Green Hydrogen in China: A Vital Prospect with Cost Hurdles
China’s hydrogen energy industry is booming, with the China Hydrogen Energy Alliance projecting its value to reach 1 trillion yuan by 2025. Green hydrogen, produced using carbon-free sources, is a key focus for the nation’s hydrogen endeavors. However, while the sector is growing rapidly, cost remains a challenge.
With over 3,060 hydrogen-related enterprises in the country, the industry is expanding rapidly, with more than 130 new companies entering from January to May 2023. Prominent players like Guohong Hydrogen Energy, Jie Hydrogen Technology, Guofu Hydrogen Energy, and Zhongding Hengsheng are eyeing IPOs.
Green hydrogen aligns with the objective of carbon-free energy.
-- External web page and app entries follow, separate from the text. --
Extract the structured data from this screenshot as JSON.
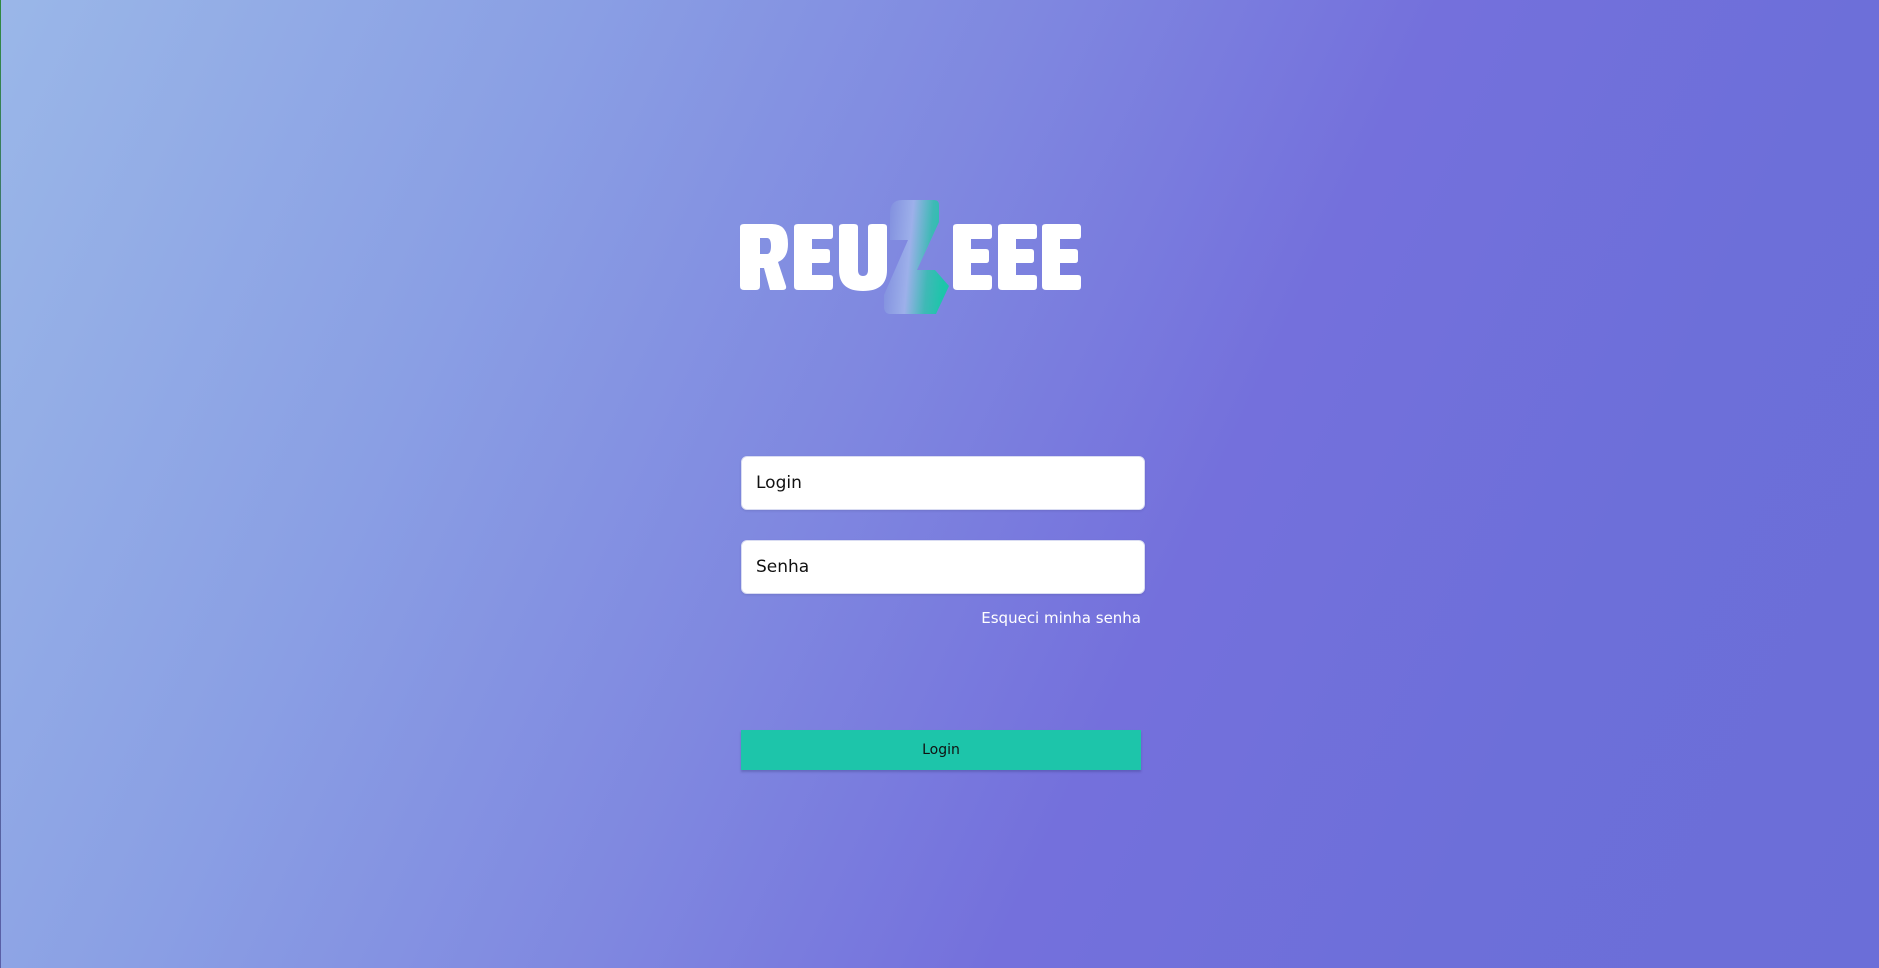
{
  "brand": {
    "logo_text": "REUZEE",
    "accent": "#1dc5aa",
    "background_from": "#9ab7e8",
    "background_to": "#6b6ed8"
  },
  "form": {
    "login_placeholder": "Login",
    "login_value": "",
    "password_placeholder": "Senha",
    "password_value": "",
    "forgot_label": "Esqueci minha senha",
    "submit_label": "Login"
  }
}
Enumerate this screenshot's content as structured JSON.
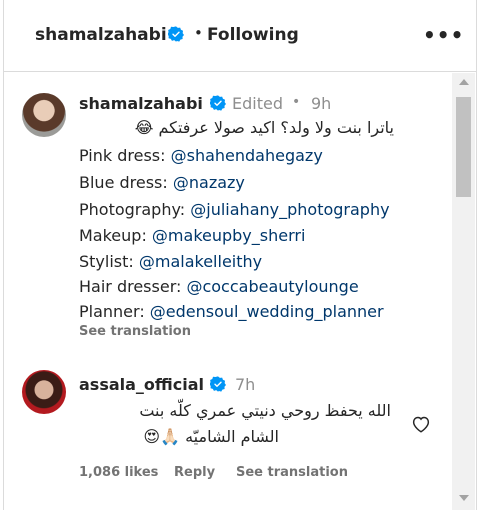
{
  "header": {
    "username": "shamalzahabi",
    "separator": "•",
    "follow_status": "Following",
    "more": "•••"
  },
  "comments": [
    {
      "username": "shamalzahabi",
      "edited": "Edited",
      "separator": "•",
      "time": "9h",
      "text_arabic": "ياترا بنت ولا ولد؟ اكيد صولا عرفتكم 😂",
      "credits": [
        {
          "label": "Pink dress: ",
          "handle": "@shahendahegazy"
        },
        {
          "label": "Blue dress: ",
          "handle": "@nazazy"
        },
        {
          "label": "Photography: ",
          "handle": "@juliahany_photography"
        },
        {
          "label": "Makeup: ",
          "handle": "@makeupby_sherri"
        },
        {
          "label": "Stylist: ",
          "handle": "@malakelleithy"
        },
        {
          "label": "Hair dresser: ",
          "handle": "@coccabeautylounge"
        },
        {
          "label": "Planner: ",
          "handle": "@edensoul_wedding_planner"
        }
      ],
      "see_translation": "See translation"
    },
    {
      "username": "assala_official",
      "time": "7h",
      "text_line1": "الله يحفظ روحي دنيتي عمري كلّه بنت",
      "text_line2": "الشام الشاميّه 🙏🏻😍",
      "likes": "1,086 likes",
      "reply": "Reply",
      "see_translation": "See translation"
    }
  ],
  "colors": {
    "verified": "#0095f6",
    "mention": "#00376b",
    "secondary_text": "#8e8e8e"
  }
}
While market demand drives hydrogen development, it’s also critical for national growth. Development aligns with China’s energy security and sustainability goals.
Experts stress that hydrogen’s potential is evident in scenarios like petroleum shortages. Green hydrogen could convert to green ammonia, methane, and methanol, replacing fuels for enhanced safety.
Additionally, nurturing the green hydrogen industry could transform abundant wind and solar resources into energy carriers, fueling industrial evolution and energy transition. For instance, regions like Inner Mongolia possess ample wind and solar resources that can be harnessed for green hydrogen, driving local economies.
Despite its promise, the high cost of green hydrogen remains a concern. Projections suggest China will focus on using industrial byproduct hydrogen and renewable energy electrolysis to reduce average hydrogen production costs to around 25 yuan/kg by 2025. This is still higher than gray and blue hydrogen. Experts mentioned that non-green hydrogen costs as low as 9 yuan/kg in Shanxi’s Meijin Hydrogen Station.
Low-cost supply is pivotal for large-scale hydrogen applications. Lack of top-level design and relatively lagging subsidies hinder China’s green hydrogen industry’s cost-effectiveness.
Electricity prices play a pivotal role in cost determination. About 42-43% of electrolysis-based green hydrogen costs stem from electricity. Lower electricity prices are crucial for green hydrogen’s low-cost path.
Engaging in carbon trading can further reduce green hydrogen costs. China Hydrogen Energy Alliance’s Chairman, Liu Guoyue, emphasized green hydrogen’s potential in carbon reduction, especially for challenging sectors like transportation, chemicals, and steel.
Overall, hydrogen energy, especially green hydrogen, holds immense potential. Forecasts suggest that by 2025 or 2026, hydrogen fuel cell costs could rival lithium-ion battery costs. The sector’s cost trajectory remains promising, with estimates indicating hydrogen production costs could drop to around 20 yuan/kg by 2030 and 10 yuan/kg by 2050, propelled by renewable energy growth.